For more general information visit our page on the symptoms of depression.

I spent the first few months feeling disappointed and guilty and felt frustrated by the demands of my baby. I had turned into a person I barely recognised. I kept telling myself I should just get over it. This was how it was going to be, and yet that made me feel worse. Slowly things began to get better. I found myself crying less and beginning to enjoy life again. It was such a relief to find that life could be different and that I was going to get through this.”

What can cause depression during and after pregnancy?

  • Changes in hormones that happen during pregnancy and childbirth
  • Lack of confidence. Looking after your baby can be a very steep learning curve. It isn’t always easy adapting to the new, and very different, role of being a parent
  • Change in identify.We all have different roles in our lives: from daughter, to partner, to friend, to worker. Becoming a mother may change how you see yourself, and in some cases, how others see you
  • Money worries.There can be financial loss from leaving work and costs associated with the baby’s needs
  • Loss of personal time. Your daily life will change considerably and you will have a lot less free-time and space to do things you used to do. Your sleep will typically also be interrupted to care for and feed your baby.

Other contributing factors can include:

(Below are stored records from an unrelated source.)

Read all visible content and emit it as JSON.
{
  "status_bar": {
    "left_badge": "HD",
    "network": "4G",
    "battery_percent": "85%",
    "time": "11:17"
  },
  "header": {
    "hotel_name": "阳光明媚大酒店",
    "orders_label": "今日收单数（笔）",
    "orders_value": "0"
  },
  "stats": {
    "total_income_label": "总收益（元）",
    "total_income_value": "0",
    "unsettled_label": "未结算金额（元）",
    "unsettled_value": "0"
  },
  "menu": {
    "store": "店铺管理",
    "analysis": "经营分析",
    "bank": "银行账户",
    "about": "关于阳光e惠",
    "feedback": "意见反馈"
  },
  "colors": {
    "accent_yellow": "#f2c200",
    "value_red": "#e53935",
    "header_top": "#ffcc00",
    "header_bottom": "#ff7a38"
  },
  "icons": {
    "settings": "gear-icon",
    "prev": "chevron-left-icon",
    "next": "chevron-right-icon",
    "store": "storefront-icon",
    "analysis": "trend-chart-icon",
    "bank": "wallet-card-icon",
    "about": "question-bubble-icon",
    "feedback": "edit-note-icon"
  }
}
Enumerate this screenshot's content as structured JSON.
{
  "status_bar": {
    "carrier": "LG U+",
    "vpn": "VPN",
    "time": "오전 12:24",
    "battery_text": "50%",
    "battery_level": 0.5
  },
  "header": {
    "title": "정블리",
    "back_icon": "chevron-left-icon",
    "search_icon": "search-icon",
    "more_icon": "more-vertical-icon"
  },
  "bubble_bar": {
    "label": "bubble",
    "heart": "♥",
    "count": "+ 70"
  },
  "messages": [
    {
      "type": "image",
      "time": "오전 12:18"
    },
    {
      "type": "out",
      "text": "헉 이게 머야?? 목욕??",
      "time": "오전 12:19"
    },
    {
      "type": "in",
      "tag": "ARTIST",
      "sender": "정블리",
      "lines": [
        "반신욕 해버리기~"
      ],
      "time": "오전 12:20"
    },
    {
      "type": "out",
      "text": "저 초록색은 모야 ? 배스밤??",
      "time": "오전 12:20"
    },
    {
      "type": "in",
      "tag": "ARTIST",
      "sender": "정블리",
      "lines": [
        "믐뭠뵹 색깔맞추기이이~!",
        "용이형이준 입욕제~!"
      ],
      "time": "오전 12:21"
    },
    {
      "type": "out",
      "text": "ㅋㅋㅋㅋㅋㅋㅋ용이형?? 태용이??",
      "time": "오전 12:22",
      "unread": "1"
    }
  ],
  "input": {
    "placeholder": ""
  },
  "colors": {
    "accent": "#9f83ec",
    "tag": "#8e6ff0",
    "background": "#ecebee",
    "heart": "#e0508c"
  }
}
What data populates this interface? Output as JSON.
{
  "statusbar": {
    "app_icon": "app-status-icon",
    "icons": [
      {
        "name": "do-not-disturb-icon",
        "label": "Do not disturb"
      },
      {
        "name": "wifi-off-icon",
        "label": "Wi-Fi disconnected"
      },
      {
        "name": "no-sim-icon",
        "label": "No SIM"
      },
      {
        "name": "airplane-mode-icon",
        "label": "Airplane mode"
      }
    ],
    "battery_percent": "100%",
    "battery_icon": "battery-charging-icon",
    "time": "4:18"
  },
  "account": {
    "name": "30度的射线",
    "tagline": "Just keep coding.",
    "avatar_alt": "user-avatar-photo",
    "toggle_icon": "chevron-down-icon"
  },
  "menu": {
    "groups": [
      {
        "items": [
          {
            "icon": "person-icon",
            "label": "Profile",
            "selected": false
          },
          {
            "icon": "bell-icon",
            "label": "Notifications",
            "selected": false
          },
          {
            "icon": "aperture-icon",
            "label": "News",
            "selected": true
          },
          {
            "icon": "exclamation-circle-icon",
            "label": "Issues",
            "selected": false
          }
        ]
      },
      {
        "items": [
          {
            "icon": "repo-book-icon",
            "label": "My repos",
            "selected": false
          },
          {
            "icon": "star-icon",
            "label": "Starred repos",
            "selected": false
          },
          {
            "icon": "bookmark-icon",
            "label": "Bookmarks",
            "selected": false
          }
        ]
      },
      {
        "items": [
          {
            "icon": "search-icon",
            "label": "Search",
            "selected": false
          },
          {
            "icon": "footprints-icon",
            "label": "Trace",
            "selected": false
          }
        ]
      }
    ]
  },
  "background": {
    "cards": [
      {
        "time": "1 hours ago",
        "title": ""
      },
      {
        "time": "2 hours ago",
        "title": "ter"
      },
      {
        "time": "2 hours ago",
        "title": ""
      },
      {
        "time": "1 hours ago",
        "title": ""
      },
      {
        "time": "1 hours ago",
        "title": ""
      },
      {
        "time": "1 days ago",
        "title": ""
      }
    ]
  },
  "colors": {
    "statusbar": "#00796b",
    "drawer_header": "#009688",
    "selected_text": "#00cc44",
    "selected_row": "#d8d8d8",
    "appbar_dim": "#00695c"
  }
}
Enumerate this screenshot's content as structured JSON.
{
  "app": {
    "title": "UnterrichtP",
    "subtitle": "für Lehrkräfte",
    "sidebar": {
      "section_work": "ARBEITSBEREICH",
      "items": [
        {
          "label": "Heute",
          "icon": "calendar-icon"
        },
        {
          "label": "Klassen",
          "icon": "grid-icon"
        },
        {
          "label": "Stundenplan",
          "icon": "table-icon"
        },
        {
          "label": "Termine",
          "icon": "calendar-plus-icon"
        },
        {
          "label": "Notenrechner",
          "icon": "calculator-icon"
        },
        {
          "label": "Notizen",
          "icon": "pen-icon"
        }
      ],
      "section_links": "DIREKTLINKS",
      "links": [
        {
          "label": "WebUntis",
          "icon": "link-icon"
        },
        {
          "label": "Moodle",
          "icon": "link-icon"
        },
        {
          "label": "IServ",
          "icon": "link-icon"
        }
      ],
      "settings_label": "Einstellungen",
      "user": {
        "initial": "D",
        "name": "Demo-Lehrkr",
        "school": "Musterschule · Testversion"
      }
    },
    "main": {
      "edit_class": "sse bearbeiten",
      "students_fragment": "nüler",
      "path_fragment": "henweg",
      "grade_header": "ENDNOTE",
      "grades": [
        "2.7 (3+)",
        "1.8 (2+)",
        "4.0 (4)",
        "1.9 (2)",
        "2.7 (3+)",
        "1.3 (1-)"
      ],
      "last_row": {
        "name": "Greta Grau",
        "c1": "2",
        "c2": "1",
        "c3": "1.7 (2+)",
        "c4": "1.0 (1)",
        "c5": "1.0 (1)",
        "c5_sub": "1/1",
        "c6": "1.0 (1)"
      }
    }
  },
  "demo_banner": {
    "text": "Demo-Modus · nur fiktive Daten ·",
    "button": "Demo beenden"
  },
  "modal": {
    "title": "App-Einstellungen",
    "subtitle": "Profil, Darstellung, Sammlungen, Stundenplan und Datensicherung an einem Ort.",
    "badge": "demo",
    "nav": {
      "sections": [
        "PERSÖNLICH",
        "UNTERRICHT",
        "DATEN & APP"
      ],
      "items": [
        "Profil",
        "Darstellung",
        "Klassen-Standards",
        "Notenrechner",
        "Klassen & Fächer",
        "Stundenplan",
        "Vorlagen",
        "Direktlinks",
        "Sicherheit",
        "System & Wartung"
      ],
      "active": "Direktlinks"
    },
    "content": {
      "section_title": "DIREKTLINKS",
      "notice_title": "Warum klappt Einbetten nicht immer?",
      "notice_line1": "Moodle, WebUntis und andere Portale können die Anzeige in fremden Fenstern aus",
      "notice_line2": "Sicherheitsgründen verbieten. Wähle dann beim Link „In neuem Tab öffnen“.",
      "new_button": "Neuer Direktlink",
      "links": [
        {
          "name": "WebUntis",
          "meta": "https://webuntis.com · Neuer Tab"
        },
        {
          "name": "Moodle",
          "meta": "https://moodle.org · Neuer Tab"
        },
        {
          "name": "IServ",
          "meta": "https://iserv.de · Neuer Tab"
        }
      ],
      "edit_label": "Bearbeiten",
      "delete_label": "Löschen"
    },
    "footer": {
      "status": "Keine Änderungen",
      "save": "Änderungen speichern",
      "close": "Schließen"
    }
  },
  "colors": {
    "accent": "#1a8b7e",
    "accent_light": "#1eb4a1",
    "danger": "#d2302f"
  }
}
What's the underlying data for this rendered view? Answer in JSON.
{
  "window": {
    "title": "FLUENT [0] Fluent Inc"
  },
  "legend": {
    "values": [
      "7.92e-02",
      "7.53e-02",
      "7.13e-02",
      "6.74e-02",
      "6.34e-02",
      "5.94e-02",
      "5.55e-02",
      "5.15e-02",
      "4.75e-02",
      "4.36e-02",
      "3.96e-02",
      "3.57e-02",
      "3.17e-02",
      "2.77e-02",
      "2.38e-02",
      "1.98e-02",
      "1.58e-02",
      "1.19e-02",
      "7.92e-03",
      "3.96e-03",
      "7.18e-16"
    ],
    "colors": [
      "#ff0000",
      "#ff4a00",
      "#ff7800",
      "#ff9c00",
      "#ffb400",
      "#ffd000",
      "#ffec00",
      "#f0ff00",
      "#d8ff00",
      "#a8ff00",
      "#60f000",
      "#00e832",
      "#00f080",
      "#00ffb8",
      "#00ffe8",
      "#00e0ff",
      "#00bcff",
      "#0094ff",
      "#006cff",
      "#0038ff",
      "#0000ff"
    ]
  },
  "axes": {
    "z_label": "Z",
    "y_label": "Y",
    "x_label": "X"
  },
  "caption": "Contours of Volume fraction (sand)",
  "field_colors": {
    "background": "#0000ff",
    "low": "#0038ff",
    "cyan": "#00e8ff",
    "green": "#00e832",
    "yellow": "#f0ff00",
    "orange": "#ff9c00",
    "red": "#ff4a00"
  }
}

  • A difficult pregnancy and/or a difficult labour
  • Changes in your body both during and after pregnancy which can affect your body image
  • Problems breast feeding or other difficulties learning new techniques and routines
  • A baby who cries a lot or doesn’t settle
  • Your own unresolved issues, childhood trauma or previous experience of depression
  • The fear of not being a good mother and fear that your baby will be taken into care
  • Not having people you can get support from.

Peurperal psychosis

About 1 mother in every 1000 may develop an illness called puerperal psychosis in the first few weeks after birth. Puerperal psychosis is a mood disorder where the new mother can have strange thoughts and behaviour including hallucinating or believing things that are not real. Mothers with PND should not be worried that their depression could develop into puerperal psychosis, but as with any concerns about your wellbeing, talk to your health visitor or GP if you have any worries.

If I ask for help will I have my baby taken away from me?

Many women who contact us are worried that if they talk to their GP about these feelings they may have their children taken away from them. This is not the case – your GP is there to support you and to help you find the best treatment to make you feel better. Your GP will most probably see the fact you have asked for support as a sign that you’re a responsible parent who wants to get well and be able to look after your child.

Getting help

Remember depression is very treatable with the right help and support. Talk to your health visitor or contact one of the following organisations:

The Edinburgh Postnatal Depression Project or 0131 538 7288

Provides a range of services including individual counselling, therapy groups, father’s groups, crèche facilities, art therapy, infant massage and telephone support.


HAPIS provide support and information for mothers in the Highlands who are affected by antenatal or postnatal depression. They offer telephone support, home visits, weekly meeting and GP visits.

National Childbirth Trust (NCT) or 0300 330 0773

The NCT runs a number of different phonelines including a Pregnancy & Birth Line on 0300 300 0772 or Postnatal Line on 0300 300 0773.

Parentline Scotland

0808 800 2222

A helpline open to anyone in Scotland who would like to talk about any parenting issues they have, including postnatal depression.

Association for Postnatal Illness or 0207 7386 0868

Provides information and telephone support for women who are experiencing any form of postnatal depression, and given by women who have experienced this themselves.

The National Childbirth Trust (NCT)

Run classes and courses to help new mothers and can put you in touch with other mums in your area. Visit their website for more information.

Can Action on Depression help?

For further assistance visit the Action on Depression Support Services section. You can also email us and we will respond as soon as possible.